My mother taught me: every holiday should start light with some light alcoholic beverage. A mimosa before opening Christmas presents or a Blood Mary before cooking the turkey will be critical. You should always plan to be slightly tipsy right before a mid-afternoon dinner. Hard alcohol should start right after dinner, but before dessert. Basically open the whiskey while your brother is passed out on the couch with his pants unbuttoned. Unlike your peers who only get a few hours of inebriation during the day, you will be slightly buzzed from 9am to 9pm. That’s how my mom taught me to do it in the big leagues.
Many folks ask: if a tree falls in the woods but nobody hears it, did it make a sound? I would counter: if you are so drunk at 9pm to fall asleep in the remnants of your pecan pie, but nobody else is awake because they couldn’t keep up, does it matter? A question for the philosophers.
2. You Look Classier if You Drink Out of Nicer Glasses
At my house, alcohol choices are a judgment free zone. My brother still drinks Mike’s Hard Lemonade and we haven’t castrated him yet. However, not all of our extended family feels the same way. My mom taught me early on that nobody can look down on your decision to drink two bottles of Barefoot Moscato on Thanksgiving if you’re drinking it out of the classy China our deceased grandmother left us. This isn’t a college house party. Step it up. The classy glasses deceive onlookers into thinking the insides are classy too. The fewer eye rolls you receive from judgmental relatives the more drinks you’ll consume.
3. Trashy TV is Better with Booze
We all love a good holiday classic, such as It’s a Wonderful Life on Christmas Eve or a Charlie Brown Thanksgiving, but alas there is so much time during the holiday that is consumed by horrific television options.
One year I felt very dejected. Our family had scrolled through the entire menu and found nothing of quality. My mom was in control and opted for one of those TLC reality shows, something to do with trashtastic brides-to-be. As I complained, she held up her seventh glass of Chardonnay and pointed at me: “Listen, Matt: You’d enjoy this a lot more if you just drank more.”

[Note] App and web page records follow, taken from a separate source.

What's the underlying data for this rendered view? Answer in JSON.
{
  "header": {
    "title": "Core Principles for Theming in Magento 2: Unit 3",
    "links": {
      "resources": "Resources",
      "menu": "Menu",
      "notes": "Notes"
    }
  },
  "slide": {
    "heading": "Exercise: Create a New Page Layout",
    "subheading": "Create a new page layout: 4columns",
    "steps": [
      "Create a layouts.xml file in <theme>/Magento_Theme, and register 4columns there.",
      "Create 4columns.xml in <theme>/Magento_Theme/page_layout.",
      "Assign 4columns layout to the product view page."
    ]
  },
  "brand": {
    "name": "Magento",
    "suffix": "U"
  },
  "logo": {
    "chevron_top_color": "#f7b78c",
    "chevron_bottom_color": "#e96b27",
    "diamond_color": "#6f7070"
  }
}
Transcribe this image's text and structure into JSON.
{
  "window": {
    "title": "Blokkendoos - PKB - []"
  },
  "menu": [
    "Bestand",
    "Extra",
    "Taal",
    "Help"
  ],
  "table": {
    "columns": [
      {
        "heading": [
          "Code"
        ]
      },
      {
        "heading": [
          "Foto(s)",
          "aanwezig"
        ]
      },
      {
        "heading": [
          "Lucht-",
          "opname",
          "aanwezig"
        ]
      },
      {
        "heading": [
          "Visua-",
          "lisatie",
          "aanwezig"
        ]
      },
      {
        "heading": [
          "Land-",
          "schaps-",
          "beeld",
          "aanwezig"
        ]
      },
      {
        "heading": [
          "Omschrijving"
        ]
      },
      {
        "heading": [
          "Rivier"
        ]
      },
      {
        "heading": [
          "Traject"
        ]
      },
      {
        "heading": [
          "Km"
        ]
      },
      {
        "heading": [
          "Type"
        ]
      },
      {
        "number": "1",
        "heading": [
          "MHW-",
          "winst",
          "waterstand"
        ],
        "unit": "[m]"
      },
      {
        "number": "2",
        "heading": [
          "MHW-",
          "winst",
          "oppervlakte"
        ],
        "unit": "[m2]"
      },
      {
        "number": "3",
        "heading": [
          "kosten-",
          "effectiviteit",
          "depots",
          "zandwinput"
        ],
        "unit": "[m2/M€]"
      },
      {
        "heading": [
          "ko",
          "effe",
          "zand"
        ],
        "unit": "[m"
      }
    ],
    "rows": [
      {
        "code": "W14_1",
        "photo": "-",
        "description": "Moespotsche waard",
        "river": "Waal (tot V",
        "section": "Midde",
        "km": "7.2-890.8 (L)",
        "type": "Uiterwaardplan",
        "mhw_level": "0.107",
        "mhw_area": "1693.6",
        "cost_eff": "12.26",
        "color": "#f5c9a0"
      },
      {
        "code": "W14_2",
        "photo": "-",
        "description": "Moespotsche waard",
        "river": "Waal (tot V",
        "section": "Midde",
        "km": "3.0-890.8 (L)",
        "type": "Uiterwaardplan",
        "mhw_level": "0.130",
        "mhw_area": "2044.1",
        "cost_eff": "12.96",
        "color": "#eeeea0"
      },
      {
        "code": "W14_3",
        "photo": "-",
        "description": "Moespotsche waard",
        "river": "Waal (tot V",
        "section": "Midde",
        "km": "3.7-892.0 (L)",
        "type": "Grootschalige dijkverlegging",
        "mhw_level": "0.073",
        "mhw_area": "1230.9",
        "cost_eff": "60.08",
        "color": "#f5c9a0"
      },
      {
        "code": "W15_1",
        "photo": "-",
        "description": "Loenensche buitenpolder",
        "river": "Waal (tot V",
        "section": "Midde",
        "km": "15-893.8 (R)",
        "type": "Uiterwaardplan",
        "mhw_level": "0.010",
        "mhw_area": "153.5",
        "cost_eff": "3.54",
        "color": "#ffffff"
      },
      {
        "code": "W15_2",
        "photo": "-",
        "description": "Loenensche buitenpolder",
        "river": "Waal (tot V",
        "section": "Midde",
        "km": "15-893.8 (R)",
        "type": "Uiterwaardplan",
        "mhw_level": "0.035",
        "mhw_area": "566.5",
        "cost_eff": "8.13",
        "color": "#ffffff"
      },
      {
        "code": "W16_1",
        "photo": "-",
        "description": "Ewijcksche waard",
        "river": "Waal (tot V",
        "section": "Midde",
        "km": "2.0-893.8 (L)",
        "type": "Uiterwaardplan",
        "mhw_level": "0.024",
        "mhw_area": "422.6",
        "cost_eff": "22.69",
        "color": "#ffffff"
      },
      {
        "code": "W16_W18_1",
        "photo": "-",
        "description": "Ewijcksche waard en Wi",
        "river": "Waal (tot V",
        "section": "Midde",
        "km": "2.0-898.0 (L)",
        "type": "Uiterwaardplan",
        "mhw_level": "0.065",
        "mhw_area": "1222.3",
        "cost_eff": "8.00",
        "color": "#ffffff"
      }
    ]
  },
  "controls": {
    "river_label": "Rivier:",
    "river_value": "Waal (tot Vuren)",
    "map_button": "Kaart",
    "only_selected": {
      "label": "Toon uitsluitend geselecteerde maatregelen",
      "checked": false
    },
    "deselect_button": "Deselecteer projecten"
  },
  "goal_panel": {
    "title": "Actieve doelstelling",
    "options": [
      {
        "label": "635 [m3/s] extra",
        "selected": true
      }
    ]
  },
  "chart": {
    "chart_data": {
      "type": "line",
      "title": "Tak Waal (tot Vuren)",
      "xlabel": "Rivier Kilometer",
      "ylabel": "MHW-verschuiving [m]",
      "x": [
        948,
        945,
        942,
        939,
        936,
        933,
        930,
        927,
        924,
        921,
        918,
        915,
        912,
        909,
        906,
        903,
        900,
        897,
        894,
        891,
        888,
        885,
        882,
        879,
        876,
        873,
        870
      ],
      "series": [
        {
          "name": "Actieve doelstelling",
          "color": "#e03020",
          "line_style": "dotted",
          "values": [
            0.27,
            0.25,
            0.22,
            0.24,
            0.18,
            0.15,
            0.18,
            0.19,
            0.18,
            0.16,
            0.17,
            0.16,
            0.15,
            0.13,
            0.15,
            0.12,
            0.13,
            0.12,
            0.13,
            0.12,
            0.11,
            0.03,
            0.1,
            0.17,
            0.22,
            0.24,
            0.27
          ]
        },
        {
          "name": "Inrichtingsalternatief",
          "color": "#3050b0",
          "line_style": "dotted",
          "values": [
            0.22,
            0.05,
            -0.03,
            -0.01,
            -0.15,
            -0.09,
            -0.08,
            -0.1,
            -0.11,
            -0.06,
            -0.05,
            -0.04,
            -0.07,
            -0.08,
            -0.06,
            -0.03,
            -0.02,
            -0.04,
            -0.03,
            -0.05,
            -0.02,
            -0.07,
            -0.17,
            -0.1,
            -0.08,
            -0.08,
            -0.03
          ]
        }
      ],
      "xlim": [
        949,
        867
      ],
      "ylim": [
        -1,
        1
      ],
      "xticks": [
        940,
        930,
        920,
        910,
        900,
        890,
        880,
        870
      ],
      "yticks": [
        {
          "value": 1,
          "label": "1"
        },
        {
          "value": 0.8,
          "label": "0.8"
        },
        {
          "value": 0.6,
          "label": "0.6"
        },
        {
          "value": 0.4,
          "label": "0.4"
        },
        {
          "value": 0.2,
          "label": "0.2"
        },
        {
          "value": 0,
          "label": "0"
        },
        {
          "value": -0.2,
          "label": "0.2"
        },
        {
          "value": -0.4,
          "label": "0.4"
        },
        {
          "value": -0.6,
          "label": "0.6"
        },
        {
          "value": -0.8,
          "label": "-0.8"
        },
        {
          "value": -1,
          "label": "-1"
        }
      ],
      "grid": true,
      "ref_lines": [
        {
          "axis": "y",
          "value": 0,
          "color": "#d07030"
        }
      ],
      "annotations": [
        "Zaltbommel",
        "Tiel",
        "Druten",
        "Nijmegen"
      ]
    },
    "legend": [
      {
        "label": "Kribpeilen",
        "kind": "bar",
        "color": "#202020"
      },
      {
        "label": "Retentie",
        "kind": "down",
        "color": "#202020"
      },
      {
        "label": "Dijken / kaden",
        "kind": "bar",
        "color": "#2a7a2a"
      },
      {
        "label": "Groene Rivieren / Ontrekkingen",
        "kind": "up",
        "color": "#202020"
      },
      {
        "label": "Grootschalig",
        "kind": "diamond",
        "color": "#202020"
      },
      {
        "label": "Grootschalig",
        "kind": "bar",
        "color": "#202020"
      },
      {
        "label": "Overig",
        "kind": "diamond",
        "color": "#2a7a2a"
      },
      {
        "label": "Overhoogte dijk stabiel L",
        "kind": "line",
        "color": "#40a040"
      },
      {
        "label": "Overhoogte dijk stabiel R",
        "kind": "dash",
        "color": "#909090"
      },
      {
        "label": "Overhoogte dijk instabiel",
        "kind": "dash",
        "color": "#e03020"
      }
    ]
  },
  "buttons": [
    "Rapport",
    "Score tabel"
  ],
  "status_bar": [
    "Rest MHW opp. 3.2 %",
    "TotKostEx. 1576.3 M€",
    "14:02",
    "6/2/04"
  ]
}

These are words I still live by: if a party isn’t fun, maybe it’s because you’re too sober to make it fun.
4. Naps are Critical
When I was younger, I assumed my mom took naps on holidays because she was busy cooking in that kitchen. With time, I’ve learned that was a mere facade. Naps are breaks to keep pace with the consistent level of drinking. If you aren’t the last one drinking on a holiday, you lost. Or at least those are the Irish rules.
My mom taught me that a nap immediately following dinner can be critical for a second wind, plus it can give others the impression that you are asleep because of the turkey and gravy. If you don’t wake up with a hangover later that afternoon, take a shot. You’ve earned it.
5. Jesus Loved Wine
As Irish Catholics, we are taught that anything that brings pleasure must be connected to sinful and awful things. My mom made sure that this connection did not apply to alcohol. After all, Jesus’ first documented miracle was to turn water into wine at the wedding at Cana. Even Jesus concedes that a family affair would be a bust without the sweet elixir of wine. I mean God made grapes after all.
So have no shame, no guilt, no fear: raise a glass and thank the Lord this Thanksgiving that alcohol is a thing.
I know I am still a padawan and my mother will always be the Yoda master of holiday drinking. So I cannot wait for these holidays to learn even more of her ways. May the booze be with you.